The combined catch of such small-scale fishing could be half as much again as the reported global catch, according to Michel Dejean, director of sustainable fisheries for CLS Group. CLS is a subsidiary of France’s space agency that, among other things, helps monitor, via satellite, the transponders on large fishing boats operating around the world. (Those that switch off their transponders are tracked by radar.)
For small craft, though, CLS requires something simpler and cheaper. This is where the group’s experience in another area has come in useful—for the organisation also tracks marine birds and sea mammals, and for this it employs low-powered transponders. Engineers at CLS have used that expertise to come up with Nemo, a self-contained transponder powered by a built-in solar panel, since many small fishing boats do not have electrical power on board. Nemo is about the size of a shoe. Once attached to a boat, it transmits its position either via satellite or, if within range of local services, mobile phone.
Working with local fishery authorities and other organisations in Asia and South America, CLS hopes to have deployed around 1,000 Nemos by the end of 2020. Costs are still being worked out, but the price of such a transponder is generally a few hundred dollars. That compares with several thousand for the sorts of system fitted to large commercial boats. Local fishing groups are also likely to come up with their own schemes to supply or lease the units.

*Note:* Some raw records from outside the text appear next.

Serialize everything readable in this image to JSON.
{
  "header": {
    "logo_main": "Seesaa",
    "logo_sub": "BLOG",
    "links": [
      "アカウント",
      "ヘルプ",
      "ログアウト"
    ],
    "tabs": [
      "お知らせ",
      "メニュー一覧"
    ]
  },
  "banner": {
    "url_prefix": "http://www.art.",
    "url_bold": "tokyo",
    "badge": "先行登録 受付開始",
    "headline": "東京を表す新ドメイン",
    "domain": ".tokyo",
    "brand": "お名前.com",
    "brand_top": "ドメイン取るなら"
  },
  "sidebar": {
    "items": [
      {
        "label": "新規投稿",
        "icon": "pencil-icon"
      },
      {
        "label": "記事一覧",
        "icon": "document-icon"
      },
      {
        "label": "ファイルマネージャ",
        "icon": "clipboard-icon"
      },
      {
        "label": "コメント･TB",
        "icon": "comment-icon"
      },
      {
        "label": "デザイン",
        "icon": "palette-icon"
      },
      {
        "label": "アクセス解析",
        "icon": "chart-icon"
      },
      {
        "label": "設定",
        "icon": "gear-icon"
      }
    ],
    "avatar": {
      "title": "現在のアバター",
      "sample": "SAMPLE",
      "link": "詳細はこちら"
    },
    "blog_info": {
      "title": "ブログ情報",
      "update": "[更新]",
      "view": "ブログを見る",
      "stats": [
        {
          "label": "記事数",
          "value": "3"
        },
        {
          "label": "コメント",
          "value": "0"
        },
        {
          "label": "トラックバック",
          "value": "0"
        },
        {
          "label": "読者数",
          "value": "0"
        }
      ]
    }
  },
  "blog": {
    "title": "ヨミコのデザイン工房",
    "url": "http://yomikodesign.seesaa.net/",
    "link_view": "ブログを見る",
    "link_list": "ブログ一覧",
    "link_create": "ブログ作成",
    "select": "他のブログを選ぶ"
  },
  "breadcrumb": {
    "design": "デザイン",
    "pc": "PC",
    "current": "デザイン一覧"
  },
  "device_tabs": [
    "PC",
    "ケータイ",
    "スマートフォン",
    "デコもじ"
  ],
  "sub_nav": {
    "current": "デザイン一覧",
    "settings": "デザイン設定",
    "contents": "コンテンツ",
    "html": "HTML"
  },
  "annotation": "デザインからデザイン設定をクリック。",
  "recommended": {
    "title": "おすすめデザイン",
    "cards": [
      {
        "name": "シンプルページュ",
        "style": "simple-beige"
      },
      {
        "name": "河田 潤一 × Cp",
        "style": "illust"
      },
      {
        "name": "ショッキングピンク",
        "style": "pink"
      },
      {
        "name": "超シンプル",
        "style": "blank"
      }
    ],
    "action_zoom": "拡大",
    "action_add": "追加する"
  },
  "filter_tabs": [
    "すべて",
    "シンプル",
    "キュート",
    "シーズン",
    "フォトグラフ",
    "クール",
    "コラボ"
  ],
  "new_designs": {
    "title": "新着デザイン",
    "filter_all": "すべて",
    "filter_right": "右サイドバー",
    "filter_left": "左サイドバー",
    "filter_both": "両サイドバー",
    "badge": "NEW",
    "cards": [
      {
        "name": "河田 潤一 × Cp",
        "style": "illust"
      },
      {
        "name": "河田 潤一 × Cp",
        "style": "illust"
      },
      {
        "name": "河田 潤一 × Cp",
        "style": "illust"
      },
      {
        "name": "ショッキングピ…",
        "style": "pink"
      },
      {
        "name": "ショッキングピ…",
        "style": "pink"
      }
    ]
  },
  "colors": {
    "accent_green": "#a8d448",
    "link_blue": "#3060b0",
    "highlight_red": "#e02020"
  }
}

From CLS’s point of view the idea is that, by knowing when a vessel has put to sea and where it has been fishing, it will be possible to build up a clearer picture of how small-scale fisheries operate in particular places. Also, reported catches can be verified against vessels’ actual locations. For this to stand any chance of working, however, fisherfolk must be persuaded that they, too, have an interest in having a Nemo attached to their boat. To do this, says Mr Dejean, means building a good safety and business case.
As far as safety is concerned, fish-depleted inshore waters mean that many people are being forced to sail farther out to sea—often beyond mobile-phone range. This scuppers their only way of contacting home if something goes wrong. Nemo’s satellite connection overcomes that, and, to make doubly sure, the device is fitted with a single-button distress beacon which can summon help in a crisis. As to commercial incentive, the record of fishing grounds visited will, CLS hopes, allow crews to obtain higher prices from concerned customers by proving their catches come from “sustainable” sources.
Whether either of these baits will, in practice, hook enough of the world’s small fisherfolk remains to be seen. But even if only a few sign up, it may help plug a worrying hole in the planet’s fishery data. ■
This article appeared in the Science & technology section of the print edition under the headline “The ones that got away”